Acne affects many people just as they hit their teens. It’s such a common skin condition beginning in puberty and around 85% of people between the ages of 12 and 24 will experience some form of acne during their early adult life.
There is no cure for acne but serious cases can be managed. If you are a teenager or a parent of one who is experiencing serious and prolonged breakouts of spots and acne, you should see your doctor for advice for medical treatment.
What Causes Acne in Teenagers?
Changes in hormones can lead to increased sebum production which is often made worse by using the wrong skin care products. Using over the counter products with a drying action can do more than just dry out the excess sebum, they take moisture out of the skin causing it to make even MORE sebum.
When choosing acne skin care products, consult a professional skincare therapist who is qualified in facials for advice on which products will suit your skin.
Over-the-counter washes and lotions can be harsh and are not suitable for all skin types. Inflammation can also lead to acne in teens. If you play a lot of sport and sweats a lot it can cause an acne breakout. Other things that might irritate the skin include overdoing the cover-up cosmetics which can cause pores to become clogged.
So what can you learn about a skincare routine for teenagers to control acne?
There are a few sure-fire ways to reduce acne that every teenager can benefit from. Learning how to take care of teenage skin will be something that keeps young skin healthy for life as well as reducing major acne breakouts.
The Best Way to Control Acne in Teenagers
1. Wash your face twice a day. Wash your face with lukewarm water and a gentle non-soap cleanser. Use fingertips rather than a washcloth. Keep the water warm and not hot because very hot water can actually make acne worse.
2. Use acne skin care products regularly. Find a suitable acne treatment product and use it just on the problem areas. Look for a product that contains 2% salicylic acid and use after cleansing, unless they are also using a benzoyl peroxide wash.
3. Apply moisturizer. Choose a moisturiser that is oil-free, non-acnegenic or noncomedogenic. (That goes for makeup and sunscreen, too.)
4. Remember hair gets greasy too so try to keep hair clean and off the face. Hair should be washed daily especially after exercise and keep any sports helmets or caps clean to avoid transferring oil to the face. If it is possible, hair can be worn up at night to avoid grease transferring.

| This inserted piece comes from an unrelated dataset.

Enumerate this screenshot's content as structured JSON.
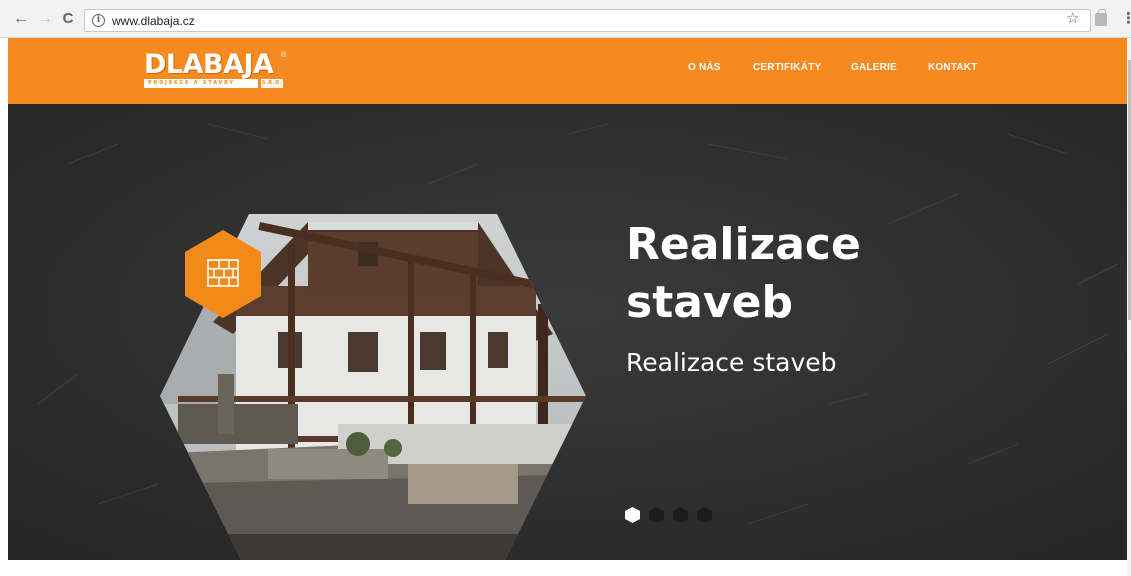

5. Please do not pick! Skin picking will make the acne worse. No matter how tempting it is to squeeze spots and blackheads doing so just spreads bacteria which makes more spots develop. Seek professional advice from a skin specialist if you or your teen develop severe acne that does not respond to over-the-counter treatment or the condition is becoming unmanageable. For most cases of mild acne, a good skincare routine will keep skin in good condition and stop the acne from getting out of control.
6. Acne is a sign of the skin trying to detox so be sure to drink lots of water and avoiding toxins such as caffeine and sugar. Minimising toxins in the diet will really help with the condition of the skin and help with the reduction of spots.
7. When suffering from a severe outbreak then it is recommended to change pillowcases daily to help reduce cross-contamination and the spread of grease and bacteria.
8. Exfoliate at least twice a week (but no more than 4) to help brighten the skin and reduce the risk of bacteria spreading. Once a week follow this with a purifying mask. Try exfoliating after steaming your skin which will help to open pores.
Getting regular facials and continually reassessing your skin care routine will also help to reduce acne. As part of my skincare consultations and facials, I can help you manage difficult acne outbreaks and help to get it under control. Using natural and aromatherapy products to soothe your face and tailor the therapy to your particular needs.